Finally, Kane observes that the packaging of a fixed-dose combination product may need to be re-considered based on the criticality of the multiple actives and their stability profiles in combination.
The best way to overcome these challenges, Kane asserts, is for formulators to fully evaluate/understand the individual drugs that need to be combined in FDC products with respect the API characteristics, forced degradation and stability profiles, site of absorption and pharmacokinetics, potential for drug-drug interactions and chemical compatibility, and the individual doses required to have an optimal therapeutic effect. “A thorough pre-formulation assessment of the combination and generation of critical data is the key to a successful formulation development strategy,” he concludes.
Clarity around the stability of the APIs to be formulated into an FDC product can be gained through retrieved literature data and experimental work, notes Gren. “Gathering information and knowledge around the specific patient population and other market conditions, combined with an understanding of stability issues, will allow for a clear development strategy to be outlined and implemented,” he states.
Where the APIs in FDCs are known to be incompatible in the presence of each other, formulation in a single pill can be achieved using a number of different options.

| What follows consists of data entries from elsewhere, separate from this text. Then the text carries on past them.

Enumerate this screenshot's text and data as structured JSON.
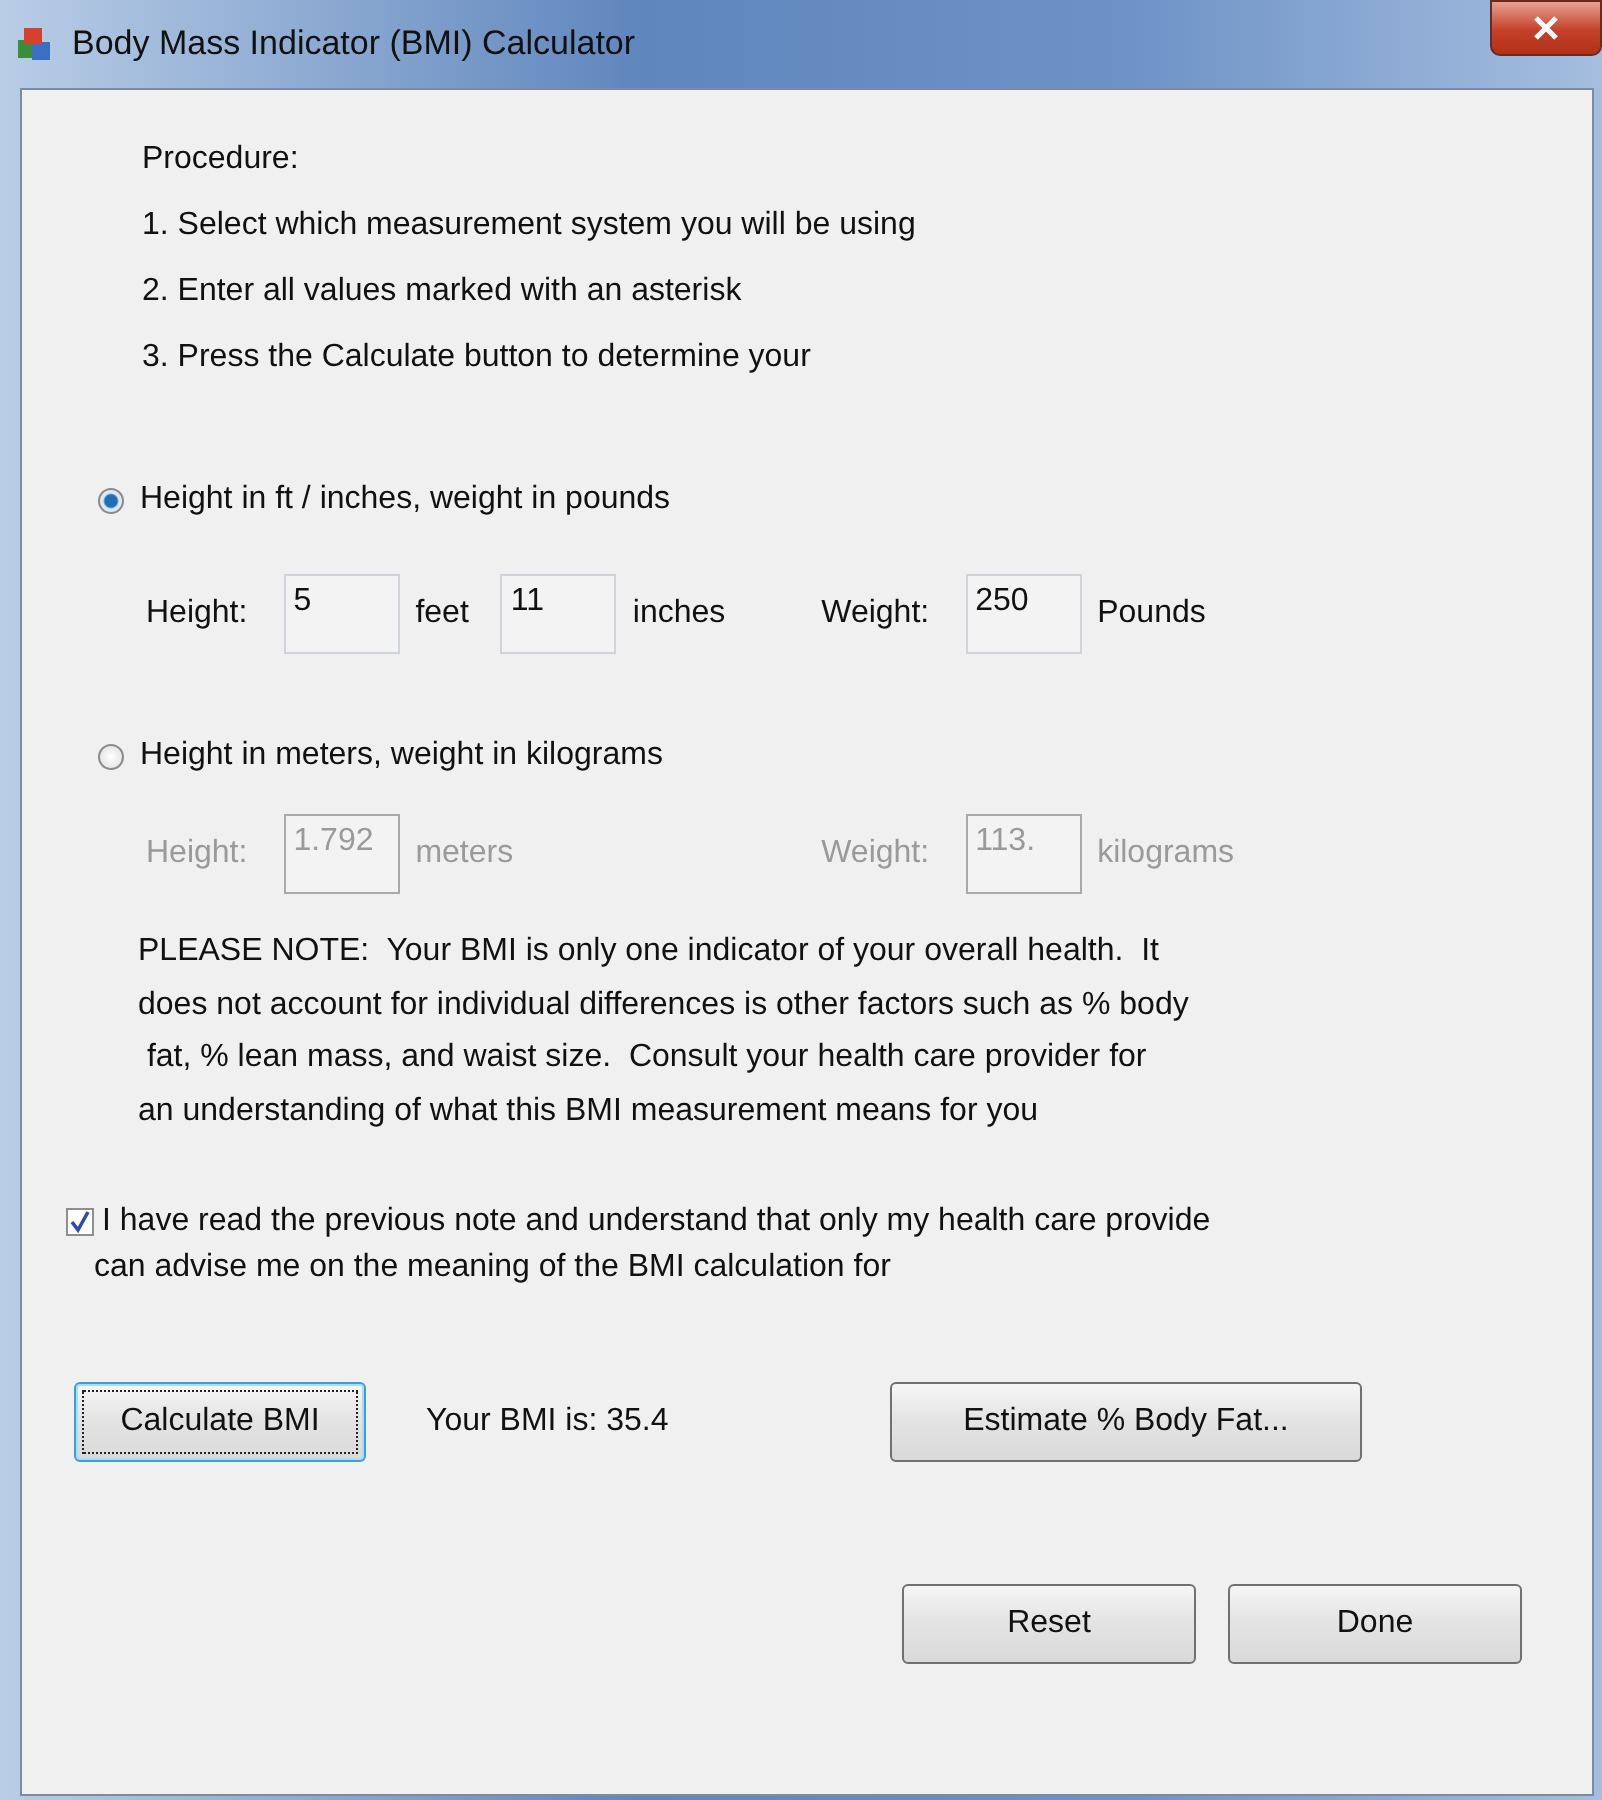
{
  "window": {
    "title": "Body Mass Indicator (BMI) Calculator"
  },
  "procedure": {
    "heading": "Procedure:",
    "steps": [
      "1. Select which measurement system you will be using",
      "2. Enter all values marked with an asterisk",
      "3. Press the Calculate button to determine your"
    ]
  },
  "options": [
    {
      "label": "Height in ft / inches, weight in pounds",
      "selected": true,
      "disabled": false,
      "groups": [
        {
          "label": "Height:",
          "entries": [
            {
              "value": "5",
              "unit": "feet"
            },
            {
              "value": "11",
              "unit": "inches"
            }
          ]
        },
        {
          "label": "Weight:",
          "entries": [
            {
              "value": "250",
              "unit": "Pounds"
            }
          ]
        }
      ]
    },
    {
      "label": "Height in meters, weight in kilograms",
      "selected": false,
      "disabled": true,
      "groups": [
        {
          "label": "Height:",
          "entries": [
            {
              "value": "1.792",
              "unit": "meters"
            }
          ]
        },
        {
          "label": "Weight:",
          "entries": [
            {
              "value": "113.",
              "unit": "kilograms"
            }
          ]
        }
      ]
    }
  ],
  "note": [
    "PLEASE NOTE:  Your BMI is only one indicator of your overall health.  It",
    "does not account for individual differences is other factors such as % body",
    " fat, % lean mass, and waist size.  Consult your health care provider for",
    "an understanding of what this BMI measurement means for you"
  ],
  "agreement": {
    "checked": true,
    "lines": [
      "I have read the previous note and understand that only my health care provide",
      "can advise me on the meaning of the BMI calculation for"
    ]
  },
  "calculate_button": {
    "label": "Calculate BMI",
    "focused": true
  },
  "result": "Your BMI is: 35.4",
  "body_fat_button": "Estimate % Body Fat...",
  "buttons": [
    "Reset",
    "Done"
  ]
}
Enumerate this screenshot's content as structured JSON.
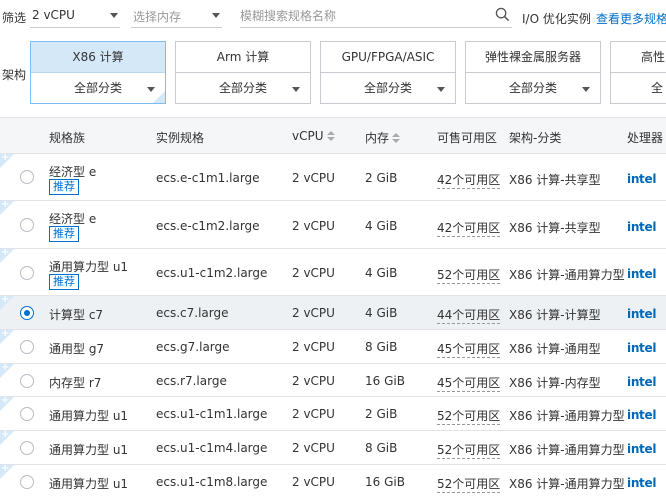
{
  "filter": {
    "label": "筛选",
    "vcpu_value": "2 vCPU",
    "memory_placeholder": "选择内存",
    "search_placeholder": "模糊搜索规格名称",
    "io_label": "I/O 优化实例",
    "more_link": "查看更多规格"
  },
  "arch": {
    "label": "架构",
    "cards": [
      {
        "title": "X86 计算",
        "sub": "全部分类"
      },
      {
        "title": "Arm 计算",
        "sub": "全部分类"
      },
      {
        "title": "GPU/FPGA/ASIC",
        "sub": "全部分类"
      },
      {
        "title": "弹性裸金属服务器",
        "sub": "全部分类"
      },
      {
        "title": "高性",
        "sub": "全"
      }
    ]
  },
  "table": {
    "headers": {
      "family": "规格族",
      "spec": "实例规格",
      "vcpu": "vCPU",
      "memory": "内存",
      "zones": "可售可用区",
      "arch": "架构-分类",
      "cpu": "处理器"
    },
    "recommend_badge": "推荐",
    "processor_logo": "intel",
    "rows": [
      {
        "family": "经济型 e",
        "spec": "ecs.e-c1m1.large",
        "vcpu": "2 vCPU",
        "memory": "2 GiB",
        "zones": "42个可用区",
        "arch": "X86 计算-共享型"
      },
      {
        "family": "经济型 e",
        "spec": "ecs.e-c1m2.large",
        "vcpu": "2 vCPU",
        "memory": "4 GiB",
        "zones": "42个可用区",
        "arch": "X86 计算-共享型"
      },
      {
        "family": "通用算力型 u1",
        "spec": "ecs.u1-c1m2.large",
        "vcpu": "2 vCPU",
        "memory": "4 GiB",
        "zones": "52个可用区",
        "arch": "X86 计算-通用算力型"
      },
      {
        "family": "计算型 c7",
        "spec": "ecs.c7.large",
        "vcpu": "2 vCPU",
        "memory": "4 GiB",
        "zones": "44个可用区",
        "arch": "X86 计算-计算型"
      },
      {
        "family": "通用型 g7",
        "spec": "ecs.g7.large",
        "vcpu": "2 vCPU",
        "memory": "8 GiB",
        "zones": "45个可用区",
        "arch": "X86 计算-通用型"
      },
      {
        "family": "内存型 r7",
        "spec": "ecs.r7.large",
        "vcpu": "2 vCPU",
        "memory": "16 GiB",
        "zones": "45个可用区",
        "arch": "X86 计算-内存型"
      },
      {
        "family": "通用算力型 u1",
        "spec": "ecs.u1-c1m1.large",
        "vcpu": "2 vCPU",
        "memory": "2 GiB",
        "zones": "52个可用区",
        "arch": "X86 计算-通用算力型"
      },
      {
        "family": "通用算力型 u1",
        "spec": "ecs.u1-c1m4.large",
        "vcpu": "2 vCPU",
        "memory": "8 GiB",
        "zones": "52个可用区",
        "arch": "X86 计算-通用算力型"
      },
      {
        "family": "通用算力型 u1",
        "spec": "ecs.u1-c1m8.large",
        "vcpu": "2 vCPU",
        "memory": "16 GiB",
        "zones": "52个可用区",
        "arch": "X86 计算-通用算力型"
      }
    ]
  },
  "colors": {
    "accent": "#0070cc",
    "selected_row": "#eef1f4",
    "active_card": "#d4e8f8"
  }
}
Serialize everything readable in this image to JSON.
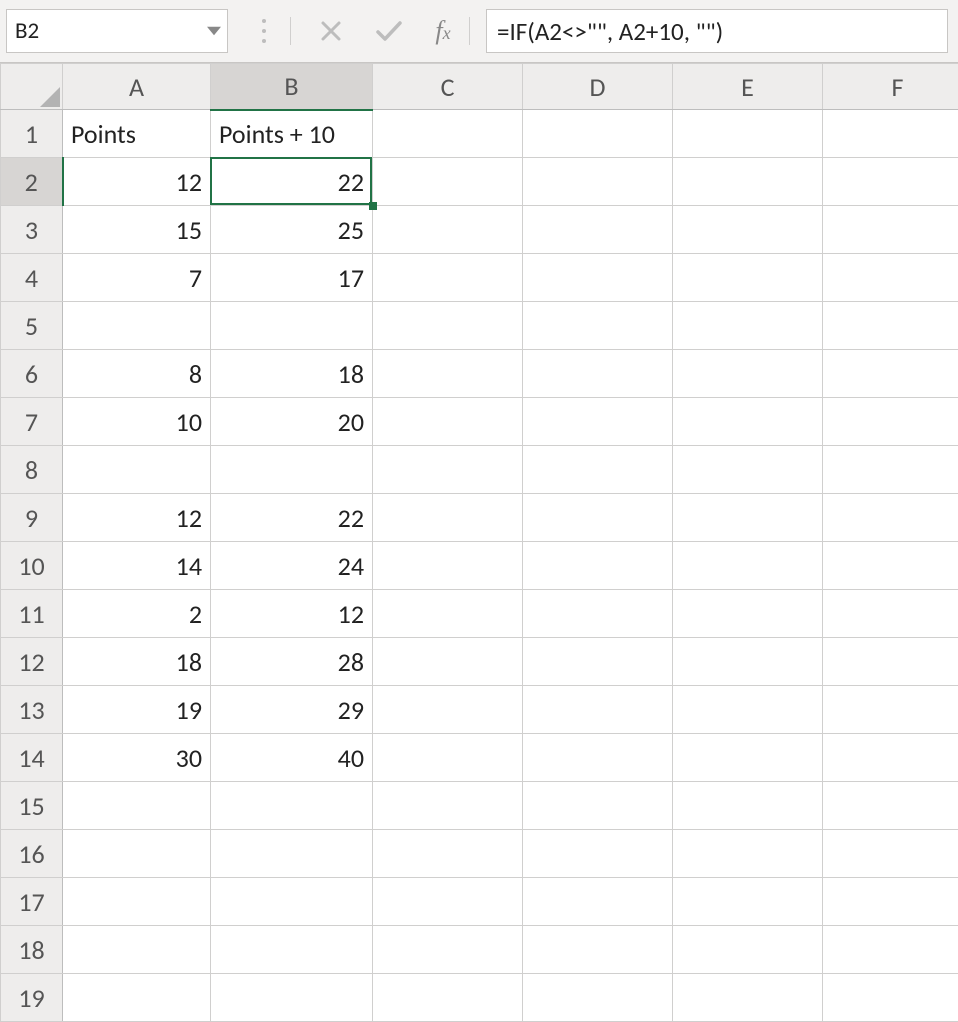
{
  "name_box": {
    "value": "B2"
  },
  "formula_bar": {
    "formula": "=IF(A2<>\"\", A2+10, \"\")"
  },
  "column_letters": [
    "A",
    "B",
    "C",
    "D",
    "E",
    "F"
  ],
  "row_numbers": [
    "1",
    "2",
    "3",
    "4",
    "5",
    "6",
    "7",
    "8",
    "9",
    "10",
    "11",
    "12",
    "13",
    "14",
    "15",
    "16",
    "17",
    "18",
    "19"
  ],
  "headers": {
    "A": "Points",
    "B": "Points + 10"
  },
  "cells": {
    "A2": "12",
    "B2": "22",
    "A3": "15",
    "B3": "25",
    "A4": "7",
    "B4": "17",
    "A6": "8",
    "B6": "18",
    "A7": "10",
    "B7": "20",
    "A9": "12",
    "B9": "22",
    "A10": "14",
    "B10": "24",
    "A11": "2",
    "B11": "12",
    "A12": "18",
    "B12": "28",
    "A13": "19",
    "B13": "29",
    "A14": "30",
    "B14": "40"
  },
  "selection": {
    "cell": "B2",
    "col": "B",
    "row": "2"
  }
}
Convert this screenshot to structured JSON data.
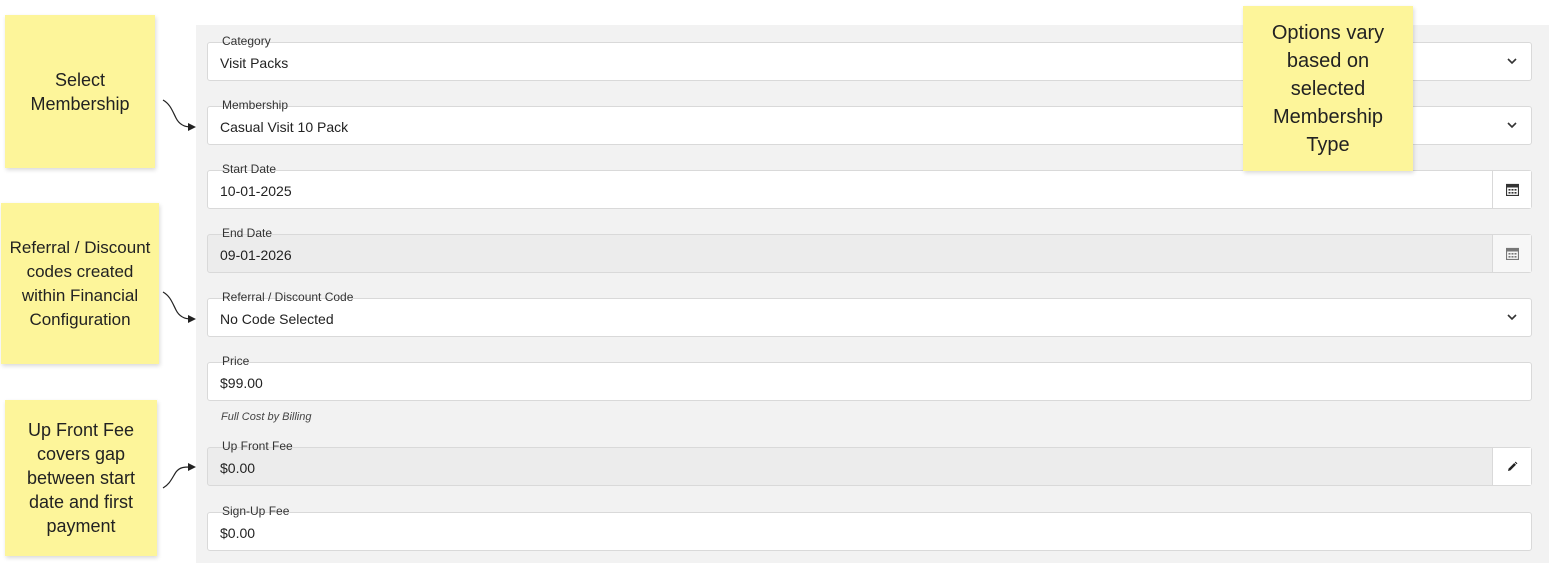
{
  "form": {
    "fields": [
      {
        "label": "Category",
        "value": "Visit Packs",
        "control": "select"
      },
      {
        "label": "Membership",
        "value": "Casual Visit 10 Pack",
        "control": "select"
      },
      {
        "label": "Start Date",
        "value": "10-01-2025",
        "control": "date"
      },
      {
        "label": "End Date",
        "value": "09-01-2026",
        "control": "date-disabled"
      },
      {
        "label": "Referral / Discount Code",
        "value": "No Code Selected",
        "control": "select"
      },
      {
        "label": "Price",
        "value": "$99.00",
        "control": "text"
      },
      {
        "label": "Up Front Fee",
        "value": "$0.00",
        "control": "text-editable"
      },
      {
        "label": "Sign-Up Fee",
        "value": "$0.00",
        "control": "text"
      }
    ],
    "price_helper": "Full Cost by Billing"
  },
  "annotations": {
    "select_membership": "Select Membership",
    "referral_codes": "Referral / Discount codes created within Financial Configuration",
    "up_front_fee": "Up Front Fee covers gap between start date and first payment",
    "options_vary": "Options vary based on selected Membership Type"
  },
  "icons": {
    "select": "chevron-down-icon",
    "date": "calendar-icon",
    "edit": "pencil-icon"
  },
  "colors": {
    "sticky_note": "#fdf59a",
    "panel_background": "#f2f2f2",
    "disabled_field": "#ececec"
  }
}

Kane identifies multilayer tablets, compression-coated tablets, multi-particulates in capsules, and combinations of coated and uncoated beads and pellets of one active placed with a powder of another active as common technologies.
A suitable way to manage incompatibilities is by separating the different active ingredients with multilayer tablets or by including one of the drug substances in the coating and another at the core of the tablet, Gren notes. Formulation of different actives into separate pellets that can then be mixed into a capsule or tablet can make it easier to vary the doses of each API, he adds. For modified-release formulations, the pellets are typically coated.
It is important to note, however, that although pellet technology has broad applications in oral FDCs, it is not a universal tool. “While some drug substances can be readily combined in a conventional tablet without any problems occurring, liquid or semi-solid formulations are often required for some indications and administration routes,” Gren comments.
In general, therefore, the strategy for developing FDCs is entirely dependent on the individual active ingredients in the combination, their dose, stability profile, target release profile, sight of release, and other factors, Kane asserts.
Looking to the future, 3D printing has recently been introduced as a manufacturing method for pharmaceutical products and may enable contract development and manufacturing organizations to effectively customize combination drugs for individual patients, according to Gren. He notes that it could also potentially facilitate the separation of different drug substances to reduce incompatibility issues.
The first approval of a product manufactured using 3D printing (Aprecia Pharmaceuticals’ Spritam) was granted by FDA in 2015. “There are, however, several quality assurance and regulatory issues that need to be solved before this technology can be employed across the industry on a larger scale,” Gren says.
Vol. 44, No. 3â¨
When referring to this article, please cite it as C. Challener, “Characterizing APIs is Essential for Combo Drug Formulations," Pharmaceutical Technology 44 (3) 2020.